Content starts

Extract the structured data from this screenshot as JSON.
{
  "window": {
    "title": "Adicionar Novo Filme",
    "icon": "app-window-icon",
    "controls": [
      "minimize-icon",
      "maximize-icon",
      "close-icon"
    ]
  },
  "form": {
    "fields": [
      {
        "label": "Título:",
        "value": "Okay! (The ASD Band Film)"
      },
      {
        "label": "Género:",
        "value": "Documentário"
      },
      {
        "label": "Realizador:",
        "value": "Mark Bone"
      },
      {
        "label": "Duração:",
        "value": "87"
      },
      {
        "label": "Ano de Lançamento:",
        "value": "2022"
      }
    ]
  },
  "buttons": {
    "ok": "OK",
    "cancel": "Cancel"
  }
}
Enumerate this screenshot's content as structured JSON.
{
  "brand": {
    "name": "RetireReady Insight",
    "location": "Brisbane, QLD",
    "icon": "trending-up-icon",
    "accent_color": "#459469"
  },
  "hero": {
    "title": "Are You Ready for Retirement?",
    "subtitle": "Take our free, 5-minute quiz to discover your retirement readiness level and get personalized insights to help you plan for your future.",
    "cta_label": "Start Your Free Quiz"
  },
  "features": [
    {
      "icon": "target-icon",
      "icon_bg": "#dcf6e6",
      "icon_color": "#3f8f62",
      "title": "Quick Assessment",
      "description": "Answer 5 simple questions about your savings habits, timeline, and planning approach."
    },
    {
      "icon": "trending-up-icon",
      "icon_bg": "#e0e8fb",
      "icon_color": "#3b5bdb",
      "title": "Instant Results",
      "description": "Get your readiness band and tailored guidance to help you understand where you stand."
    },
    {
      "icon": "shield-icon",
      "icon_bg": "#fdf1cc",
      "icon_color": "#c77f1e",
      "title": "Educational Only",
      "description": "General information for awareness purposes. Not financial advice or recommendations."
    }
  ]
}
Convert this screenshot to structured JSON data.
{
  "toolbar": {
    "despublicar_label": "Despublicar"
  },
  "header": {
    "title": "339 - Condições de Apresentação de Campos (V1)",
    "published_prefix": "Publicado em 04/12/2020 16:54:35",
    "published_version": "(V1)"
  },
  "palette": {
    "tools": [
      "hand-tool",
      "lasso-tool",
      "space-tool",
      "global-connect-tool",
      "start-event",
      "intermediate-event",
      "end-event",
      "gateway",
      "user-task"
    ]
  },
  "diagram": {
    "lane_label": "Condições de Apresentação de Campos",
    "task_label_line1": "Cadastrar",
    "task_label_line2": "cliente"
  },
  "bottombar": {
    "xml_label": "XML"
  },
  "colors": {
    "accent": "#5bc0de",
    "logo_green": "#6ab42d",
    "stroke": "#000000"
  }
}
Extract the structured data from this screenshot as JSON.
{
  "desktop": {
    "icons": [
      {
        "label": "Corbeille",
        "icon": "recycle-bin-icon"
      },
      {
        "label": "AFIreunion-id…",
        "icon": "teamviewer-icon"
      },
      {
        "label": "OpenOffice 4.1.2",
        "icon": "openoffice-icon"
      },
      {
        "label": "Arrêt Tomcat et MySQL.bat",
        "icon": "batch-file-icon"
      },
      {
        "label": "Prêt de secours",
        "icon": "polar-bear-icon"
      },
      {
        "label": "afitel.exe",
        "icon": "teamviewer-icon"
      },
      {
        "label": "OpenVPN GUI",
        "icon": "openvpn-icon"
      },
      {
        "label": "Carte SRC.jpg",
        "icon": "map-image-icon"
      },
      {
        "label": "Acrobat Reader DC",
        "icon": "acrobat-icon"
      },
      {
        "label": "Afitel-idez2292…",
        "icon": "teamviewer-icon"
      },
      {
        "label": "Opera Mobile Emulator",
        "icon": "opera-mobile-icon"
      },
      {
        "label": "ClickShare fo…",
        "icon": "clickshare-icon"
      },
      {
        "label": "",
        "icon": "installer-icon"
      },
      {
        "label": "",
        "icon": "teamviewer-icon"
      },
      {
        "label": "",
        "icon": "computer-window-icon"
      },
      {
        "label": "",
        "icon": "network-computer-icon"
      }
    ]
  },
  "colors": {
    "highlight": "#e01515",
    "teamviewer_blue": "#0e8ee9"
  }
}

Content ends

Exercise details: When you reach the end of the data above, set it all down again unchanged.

Solution for this problem:
Extract the structured data from this screenshot as JSON.
{
  "window": {
    "title": "Adicionar Novo Filme",
    "icon": "app-window-icon",
    "controls": [
      "minimize-icon",
      "maximize-icon",
      "close-icon"
    ]
  },
  "form": {
    "fields": [
      {
        "label": "Título:",
        "value": "Okay! (The ASD Band Film)"
      },
      {
        "label": "Género:",
        "value": "Documentário"
      },
      {
        "label": "Realizador:",
        "value": "Mark Bone"
      },
      {
        "label": "Duração:",
        "value": "87"
      },
      {
        "label": "Ano de Lançamento:",
        "value": "2022"
      }
    ]
  },
  "buttons": {
    "ok": "OK",
    "cancel": "Cancel"
  }
}
Enumerate this screenshot's content as structured JSON.
{
  "brand": {
    "name": "RetireReady Insight",
    "location": "Brisbane, QLD",
    "icon": "trending-up-icon",
    "accent_color": "#459469"
  },
  "hero": {
    "title": "Are You Ready for Retirement?",
    "subtitle": "Take our free, 5-minute quiz to discover your retirement readiness level and get personalized insights to help you plan for your future.",
    "cta_label": "Start Your Free Quiz"
  },
  "features": [
    {
      "icon": "target-icon",
      "icon_bg": "#dcf6e6",
      "icon_color": "#3f8f62",
      "title": "Quick Assessment",
      "description": "Answer 5 simple questions about your savings habits, timeline, and planning approach."
    },
    {
      "icon": "trending-up-icon",
      "icon_bg": "#e0e8fb",
      "icon_color": "#3b5bdb",
      "title": "Instant Results",
      "description": "Get your readiness band and tailored guidance to help you understand where you stand."
    },
    {
      "icon": "shield-icon",
      "icon_bg": "#fdf1cc",
      "icon_color": "#c77f1e",
      "title": "Educational Only",
      "description": "General information for awareness purposes. Not financial advice or recommendations."
    }
  ]
}
Convert this screenshot to structured JSON data.
{
  "toolbar": {
    "despublicar_label": "Despublicar"
  },
  "header": {
    "title": "339 - Condições de Apresentação de Campos (V1)",
    "published_prefix": "Publicado em 04/12/2020 16:54:35",
    "published_version": "(V1)"
  },
  "palette": {
    "tools": [
      "hand-tool",
      "lasso-tool",
      "space-tool",
      "global-connect-tool",
      "start-event",
      "intermediate-event",
      "end-event",
      "gateway",
      "user-task"
    ]
  },
  "diagram": {
    "lane_label": "Condições de Apresentação de Campos",
    "task_label_line1": "Cadastrar",
    "task_label_line2": "cliente"
  },
  "bottombar": {
    "xml_label": "XML"
  },
  "colors": {
    "accent": "#5bc0de",
    "logo_green": "#6ab42d",
    "stroke": "#000000"
  }
}
Extract the structured data from this screenshot as JSON.
{
  "desktop": {
    "icons": [
      {
        "label": "Corbeille",
        "icon": "recycle-bin-icon"
      },
      {
        "label": "AFIreunion-id…",
        "icon": "teamviewer-icon"
      },
      {
        "label": "OpenOffice 4.1.2",
        "icon": "openoffice-icon"
      },
      {
        "label": "Arrêt Tomcat et MySQL.bat",
        "icon": "batch-file-icon"
      },
      {
        "label": "Prêt de secours",
        "icon": "polar-bear-icon"
      },
      {
        "label": "afitel.exe",
        "icon": "teamviewer-icon"
      },
      {
        "label": "OpenVPN GUI",
        "icon": "openvpn-icon"
      },
      {
        "label": "Carte SRC.jpg",
        "icon": "map-image-icon"
      },
      {
        "label": "Acrobat Reader DC",
        "icon": "acrobat-icon"
      },
      {
        "label": "Afitel-idez2292…",
        "icon": "teamviewer-icon"
      },
      {
        "label": "Opera Mobile Emulator",
        "icon": "opera-mobile-icon"
      },
      {
        "label": "ClickShare fo…",
        "icon": "clickshare-icon"
      },
      {
        "label": "",
        "icon": "installer-icon"
      },
      {
        "label": "",
        "icon": "teamviewer-icon"
      },
      {
        "label": "",
        "icon": "computer-window-icon"
      },
      {
        "label": "",
        "icon": "network-computer-icon"
      }
    ]
  },
  "colors": {
    "highlight": "#e01515",
    "teamviewer_blue": "#0e8ee9"
  }
}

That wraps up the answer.